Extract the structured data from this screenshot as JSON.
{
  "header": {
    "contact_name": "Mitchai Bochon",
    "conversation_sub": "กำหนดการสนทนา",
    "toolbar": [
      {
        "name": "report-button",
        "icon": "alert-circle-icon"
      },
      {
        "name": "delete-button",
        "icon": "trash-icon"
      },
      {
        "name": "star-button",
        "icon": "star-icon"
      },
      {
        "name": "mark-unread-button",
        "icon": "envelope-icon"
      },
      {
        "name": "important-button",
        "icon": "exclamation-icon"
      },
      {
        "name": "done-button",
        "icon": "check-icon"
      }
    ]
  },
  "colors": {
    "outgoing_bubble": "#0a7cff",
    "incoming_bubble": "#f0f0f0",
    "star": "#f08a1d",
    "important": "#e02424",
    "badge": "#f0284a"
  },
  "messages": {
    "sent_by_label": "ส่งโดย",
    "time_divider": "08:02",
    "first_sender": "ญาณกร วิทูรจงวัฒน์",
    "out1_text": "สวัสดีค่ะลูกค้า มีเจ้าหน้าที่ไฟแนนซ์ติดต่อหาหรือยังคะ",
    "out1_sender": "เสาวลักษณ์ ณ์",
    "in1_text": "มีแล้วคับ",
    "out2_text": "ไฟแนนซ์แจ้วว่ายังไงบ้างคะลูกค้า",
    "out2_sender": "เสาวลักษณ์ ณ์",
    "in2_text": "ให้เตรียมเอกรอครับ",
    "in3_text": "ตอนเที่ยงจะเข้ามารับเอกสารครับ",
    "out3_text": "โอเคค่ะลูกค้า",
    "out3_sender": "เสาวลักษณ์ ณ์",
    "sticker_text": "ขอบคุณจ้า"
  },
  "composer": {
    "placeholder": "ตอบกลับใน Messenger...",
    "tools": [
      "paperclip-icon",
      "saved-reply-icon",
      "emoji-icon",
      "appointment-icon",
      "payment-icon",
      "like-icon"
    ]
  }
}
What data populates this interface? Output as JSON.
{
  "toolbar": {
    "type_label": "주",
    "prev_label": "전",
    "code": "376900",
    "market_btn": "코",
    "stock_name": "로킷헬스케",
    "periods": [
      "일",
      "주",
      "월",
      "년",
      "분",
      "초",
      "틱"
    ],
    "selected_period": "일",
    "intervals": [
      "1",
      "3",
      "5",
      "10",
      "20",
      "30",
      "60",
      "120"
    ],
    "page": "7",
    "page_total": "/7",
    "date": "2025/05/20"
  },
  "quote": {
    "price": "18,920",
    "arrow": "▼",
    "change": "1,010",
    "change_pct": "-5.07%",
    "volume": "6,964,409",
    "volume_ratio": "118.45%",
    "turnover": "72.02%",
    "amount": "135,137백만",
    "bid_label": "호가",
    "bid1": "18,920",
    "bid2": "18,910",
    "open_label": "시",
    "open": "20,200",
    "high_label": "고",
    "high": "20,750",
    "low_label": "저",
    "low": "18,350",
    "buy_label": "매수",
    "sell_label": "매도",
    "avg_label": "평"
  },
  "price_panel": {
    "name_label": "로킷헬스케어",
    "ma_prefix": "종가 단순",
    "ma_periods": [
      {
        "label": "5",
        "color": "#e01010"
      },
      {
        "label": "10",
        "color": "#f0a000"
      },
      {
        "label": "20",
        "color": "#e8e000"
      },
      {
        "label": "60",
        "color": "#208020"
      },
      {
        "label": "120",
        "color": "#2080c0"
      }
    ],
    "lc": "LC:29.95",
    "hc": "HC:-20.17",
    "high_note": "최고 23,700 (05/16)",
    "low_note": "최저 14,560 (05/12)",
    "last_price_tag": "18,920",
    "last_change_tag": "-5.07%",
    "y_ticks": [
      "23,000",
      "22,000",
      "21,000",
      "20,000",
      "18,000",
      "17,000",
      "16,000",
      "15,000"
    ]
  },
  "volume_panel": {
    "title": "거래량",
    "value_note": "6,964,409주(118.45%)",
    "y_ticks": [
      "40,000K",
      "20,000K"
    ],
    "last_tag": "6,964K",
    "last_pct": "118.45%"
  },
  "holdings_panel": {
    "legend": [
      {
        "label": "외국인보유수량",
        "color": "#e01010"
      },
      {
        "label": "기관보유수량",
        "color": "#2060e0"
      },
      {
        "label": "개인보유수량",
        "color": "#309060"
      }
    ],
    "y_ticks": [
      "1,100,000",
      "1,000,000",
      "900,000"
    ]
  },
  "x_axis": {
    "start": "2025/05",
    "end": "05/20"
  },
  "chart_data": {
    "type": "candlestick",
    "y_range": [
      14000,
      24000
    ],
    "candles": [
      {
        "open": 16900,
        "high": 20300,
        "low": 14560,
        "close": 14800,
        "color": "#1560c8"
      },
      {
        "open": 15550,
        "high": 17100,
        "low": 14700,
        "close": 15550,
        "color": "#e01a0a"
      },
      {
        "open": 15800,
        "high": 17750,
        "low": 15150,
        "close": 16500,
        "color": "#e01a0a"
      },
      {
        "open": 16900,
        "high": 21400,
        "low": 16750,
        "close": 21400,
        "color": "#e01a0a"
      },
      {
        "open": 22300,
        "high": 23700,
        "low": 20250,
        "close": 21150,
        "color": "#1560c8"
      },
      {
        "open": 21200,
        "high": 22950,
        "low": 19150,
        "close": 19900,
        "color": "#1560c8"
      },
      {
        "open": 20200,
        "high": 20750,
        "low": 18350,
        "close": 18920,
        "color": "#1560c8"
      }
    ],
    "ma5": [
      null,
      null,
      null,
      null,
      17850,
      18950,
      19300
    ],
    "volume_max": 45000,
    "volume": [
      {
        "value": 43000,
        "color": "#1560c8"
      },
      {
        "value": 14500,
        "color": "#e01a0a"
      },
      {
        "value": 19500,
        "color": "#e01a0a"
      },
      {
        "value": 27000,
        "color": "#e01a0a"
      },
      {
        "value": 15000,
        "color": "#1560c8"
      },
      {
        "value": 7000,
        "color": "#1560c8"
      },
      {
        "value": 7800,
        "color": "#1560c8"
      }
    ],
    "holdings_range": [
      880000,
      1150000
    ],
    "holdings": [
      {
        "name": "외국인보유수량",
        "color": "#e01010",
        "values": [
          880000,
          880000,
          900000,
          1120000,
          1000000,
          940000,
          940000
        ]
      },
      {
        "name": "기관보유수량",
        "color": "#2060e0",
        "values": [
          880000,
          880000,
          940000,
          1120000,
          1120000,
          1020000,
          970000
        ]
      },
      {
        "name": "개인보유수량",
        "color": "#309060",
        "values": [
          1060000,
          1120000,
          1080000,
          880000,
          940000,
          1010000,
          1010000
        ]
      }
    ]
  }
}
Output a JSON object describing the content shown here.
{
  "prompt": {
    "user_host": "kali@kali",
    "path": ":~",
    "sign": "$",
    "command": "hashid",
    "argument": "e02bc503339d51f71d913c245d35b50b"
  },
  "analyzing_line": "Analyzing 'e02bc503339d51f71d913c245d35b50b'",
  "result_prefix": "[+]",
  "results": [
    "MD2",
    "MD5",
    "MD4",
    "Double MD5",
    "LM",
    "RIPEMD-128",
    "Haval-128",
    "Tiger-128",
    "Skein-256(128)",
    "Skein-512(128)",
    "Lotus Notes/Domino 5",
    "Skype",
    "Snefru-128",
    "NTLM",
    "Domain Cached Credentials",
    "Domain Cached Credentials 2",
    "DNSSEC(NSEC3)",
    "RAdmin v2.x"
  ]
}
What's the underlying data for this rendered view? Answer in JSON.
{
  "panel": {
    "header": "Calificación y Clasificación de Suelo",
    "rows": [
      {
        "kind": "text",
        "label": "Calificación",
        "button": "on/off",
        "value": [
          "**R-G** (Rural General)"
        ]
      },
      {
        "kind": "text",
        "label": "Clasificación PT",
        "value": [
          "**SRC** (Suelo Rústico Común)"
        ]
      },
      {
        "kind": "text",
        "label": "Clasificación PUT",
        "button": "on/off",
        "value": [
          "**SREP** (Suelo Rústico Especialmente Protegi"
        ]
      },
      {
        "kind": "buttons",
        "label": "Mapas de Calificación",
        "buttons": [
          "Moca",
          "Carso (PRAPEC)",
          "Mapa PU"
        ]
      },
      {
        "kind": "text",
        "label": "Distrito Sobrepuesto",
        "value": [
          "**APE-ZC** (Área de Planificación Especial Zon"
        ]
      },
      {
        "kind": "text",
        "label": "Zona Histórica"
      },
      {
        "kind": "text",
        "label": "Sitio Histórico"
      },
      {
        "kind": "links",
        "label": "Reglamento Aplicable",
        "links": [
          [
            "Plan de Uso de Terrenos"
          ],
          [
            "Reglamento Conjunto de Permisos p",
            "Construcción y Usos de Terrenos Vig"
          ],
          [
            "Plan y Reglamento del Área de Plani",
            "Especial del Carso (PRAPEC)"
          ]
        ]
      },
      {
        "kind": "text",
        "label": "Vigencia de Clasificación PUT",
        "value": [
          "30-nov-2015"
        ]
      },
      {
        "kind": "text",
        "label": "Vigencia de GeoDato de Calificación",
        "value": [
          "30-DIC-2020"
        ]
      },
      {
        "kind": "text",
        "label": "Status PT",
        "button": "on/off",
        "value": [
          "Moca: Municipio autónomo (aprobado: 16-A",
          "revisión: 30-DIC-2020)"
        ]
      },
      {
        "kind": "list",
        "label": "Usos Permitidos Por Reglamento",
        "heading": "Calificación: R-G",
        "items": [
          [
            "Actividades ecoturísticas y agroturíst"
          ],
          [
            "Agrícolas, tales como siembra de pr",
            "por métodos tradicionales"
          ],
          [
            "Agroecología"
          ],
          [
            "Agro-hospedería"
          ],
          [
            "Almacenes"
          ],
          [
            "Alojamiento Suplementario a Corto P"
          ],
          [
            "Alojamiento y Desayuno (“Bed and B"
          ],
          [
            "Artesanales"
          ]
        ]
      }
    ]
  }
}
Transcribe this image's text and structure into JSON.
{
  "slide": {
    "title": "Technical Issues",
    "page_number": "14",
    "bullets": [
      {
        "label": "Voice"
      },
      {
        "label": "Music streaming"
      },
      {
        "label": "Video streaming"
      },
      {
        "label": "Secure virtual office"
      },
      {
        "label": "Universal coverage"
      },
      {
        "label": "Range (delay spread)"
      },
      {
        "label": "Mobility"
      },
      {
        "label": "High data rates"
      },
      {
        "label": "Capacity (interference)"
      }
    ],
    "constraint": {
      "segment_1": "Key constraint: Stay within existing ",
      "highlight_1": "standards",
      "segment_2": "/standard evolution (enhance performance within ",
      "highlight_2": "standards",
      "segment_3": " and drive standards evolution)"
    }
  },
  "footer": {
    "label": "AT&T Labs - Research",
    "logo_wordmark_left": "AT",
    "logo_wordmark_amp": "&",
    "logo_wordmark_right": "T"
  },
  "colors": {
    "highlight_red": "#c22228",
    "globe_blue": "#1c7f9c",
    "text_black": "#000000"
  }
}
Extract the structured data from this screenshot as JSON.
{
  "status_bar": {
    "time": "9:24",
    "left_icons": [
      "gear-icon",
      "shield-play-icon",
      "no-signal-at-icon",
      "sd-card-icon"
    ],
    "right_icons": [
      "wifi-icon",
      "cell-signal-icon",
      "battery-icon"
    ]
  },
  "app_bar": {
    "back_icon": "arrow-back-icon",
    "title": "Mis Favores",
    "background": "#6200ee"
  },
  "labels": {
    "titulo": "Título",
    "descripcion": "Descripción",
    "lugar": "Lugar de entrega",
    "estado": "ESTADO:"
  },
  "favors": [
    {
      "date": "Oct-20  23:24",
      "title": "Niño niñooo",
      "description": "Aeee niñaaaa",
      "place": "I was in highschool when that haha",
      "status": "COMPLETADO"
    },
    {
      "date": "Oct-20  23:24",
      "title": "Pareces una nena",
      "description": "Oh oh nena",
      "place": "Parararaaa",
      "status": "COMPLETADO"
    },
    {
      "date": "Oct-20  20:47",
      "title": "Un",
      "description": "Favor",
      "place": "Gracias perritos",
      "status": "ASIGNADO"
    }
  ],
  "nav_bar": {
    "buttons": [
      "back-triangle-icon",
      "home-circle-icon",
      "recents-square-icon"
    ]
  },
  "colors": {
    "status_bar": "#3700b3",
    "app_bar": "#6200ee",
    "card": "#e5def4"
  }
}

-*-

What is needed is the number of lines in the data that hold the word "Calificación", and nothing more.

5